*** STORED DATA Section Begins ***

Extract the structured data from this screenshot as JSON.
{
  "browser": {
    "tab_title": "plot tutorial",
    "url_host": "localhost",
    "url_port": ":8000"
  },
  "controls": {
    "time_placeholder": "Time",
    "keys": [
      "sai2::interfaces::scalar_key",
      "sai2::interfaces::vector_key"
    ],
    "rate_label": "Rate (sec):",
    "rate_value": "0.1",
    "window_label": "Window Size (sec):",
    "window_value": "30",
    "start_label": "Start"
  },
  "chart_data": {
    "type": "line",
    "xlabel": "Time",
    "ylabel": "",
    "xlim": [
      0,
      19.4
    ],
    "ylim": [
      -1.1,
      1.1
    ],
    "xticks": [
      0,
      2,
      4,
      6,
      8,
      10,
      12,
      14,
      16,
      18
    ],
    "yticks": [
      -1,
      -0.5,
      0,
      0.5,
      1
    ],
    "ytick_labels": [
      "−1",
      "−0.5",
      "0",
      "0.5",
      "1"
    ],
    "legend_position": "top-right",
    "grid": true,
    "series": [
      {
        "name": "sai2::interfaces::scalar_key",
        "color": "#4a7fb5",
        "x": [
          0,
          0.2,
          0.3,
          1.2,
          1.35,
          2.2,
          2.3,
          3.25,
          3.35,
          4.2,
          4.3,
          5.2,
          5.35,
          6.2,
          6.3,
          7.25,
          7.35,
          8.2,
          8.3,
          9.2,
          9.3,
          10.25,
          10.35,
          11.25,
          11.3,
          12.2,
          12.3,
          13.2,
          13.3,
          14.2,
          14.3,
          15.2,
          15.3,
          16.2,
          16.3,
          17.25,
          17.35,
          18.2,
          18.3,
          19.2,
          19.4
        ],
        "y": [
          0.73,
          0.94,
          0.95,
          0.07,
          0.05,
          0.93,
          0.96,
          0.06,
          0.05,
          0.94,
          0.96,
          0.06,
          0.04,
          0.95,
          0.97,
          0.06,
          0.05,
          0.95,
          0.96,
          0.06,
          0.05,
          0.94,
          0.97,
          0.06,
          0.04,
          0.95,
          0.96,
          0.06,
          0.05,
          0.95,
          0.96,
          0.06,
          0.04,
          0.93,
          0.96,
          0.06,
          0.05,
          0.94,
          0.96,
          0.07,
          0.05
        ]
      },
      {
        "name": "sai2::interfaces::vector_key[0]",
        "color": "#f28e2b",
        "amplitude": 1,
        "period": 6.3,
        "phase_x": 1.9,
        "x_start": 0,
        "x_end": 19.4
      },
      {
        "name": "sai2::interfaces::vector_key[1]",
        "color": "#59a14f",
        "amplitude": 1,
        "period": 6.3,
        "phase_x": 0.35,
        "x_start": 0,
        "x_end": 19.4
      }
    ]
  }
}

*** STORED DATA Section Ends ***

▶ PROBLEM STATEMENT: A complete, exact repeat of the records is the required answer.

▶ RESPONSE:
Extract the structured data from this screenshot as JSON.
{
  "browser": {
    "tab_title": "plot tutorial",
    "url_host": "localhost",
    "url_port": ":8000"
  },
  "controls": {
    "time_placeholder": "Time",
    "keys": [
      "sai2::interfaces::scalar_key",
      "sai2::interfaces::vector_key"
    ],
    "rate_label": "Rate (sec):",
    "rate_value": "0.1",
    "window_label": "Window Size (sec):",
    "window_value": "30",
    "start_label": "Start"
  },
  "chart_data": {
    "type": "line",
    "xlabel": "Time",
    "ylabel": "",
    "xlim": [
      0,
      19.4
    ],
    "ylim": [
      -1.1,
      1.1
    ],
    "xticks": [
      0,
      2,
      4,
      6,
      8,
      10,
      12,
      14,
      16,
      18
    ],
    "yticks": [
      -1,
      -0.5,
      0,
      0.5,
      1
    ],
    "ytick_labels": [
      "−1",
      "−0.5",
      "0",
      "0.5",
      "1"
    ],
    "legend_position": "top-right",
    "grid": true,
    "series": [
      {
        "name": "sai2::interfaces::scalar_key",
        "color": "#4a7fb5",
        "x": [
          0,
          0.2,
          0.3,
          1.2,
          1.35,
          2.2,
          2.3,
          3.25,
          3.35,
          4.2,
          4.3,
          5.2,
          5.35,
          6.2,
          6.3,
          7.25,
          7.35,
          8.2,
          8.3,
          9.2,
          9.3,
          10.25,
          10.35,
          11.25,
          11.3,
          12.2,
          12.3,
          13.2,
          13.3,
          14.2,
          14.3,
          15.2,
          15.3,
          16.2,
          16.3,
          17.25,
          17.35,
          18.2,
          18.3,
          19.2,
          19.4
        ],
        "y": [
          0.73,
          0.94,
          0.95,
          0.07,
          0.05,
          0.93,
          0.96,
          0.06,
          0.05,
          0.94,
          0.96,
          0.06,
          0.04,
          0.95,
          0.97,
          0.06,
          0.05,
          0.95,
          0.96,
          0.06,
          0.05,
          0.94,
          0.97,
          0.06,
          0.04,
          0.95,
          0.96,
          0.06,
          0.05,
          0.95,
          0.96,
          0.06,
          0.04,
          0.93,
          0.96,
          0.06,
          0.05,
          0.94,
          0.96,
          0.07,
          0.05
        ]
      },
      {
        "name": "sai2::interfaces::vector_key[0]",
        "color": "#f28e2b",
        "amplitude": 1,
        "period": 6.3,
        "phase_x": 1.9,
        "x_start": 0,
        "x_end": 19.4
      },
      {
        "name": "sai2::interfaces::vector_key[1]",
        "color": "#59a14f",
        "amplitude": 1,
        "period": 6.3,
        "phase_x": 0.35,
        "x_start": 0,
        "x_end": 19.4
      }
    ]
  }
}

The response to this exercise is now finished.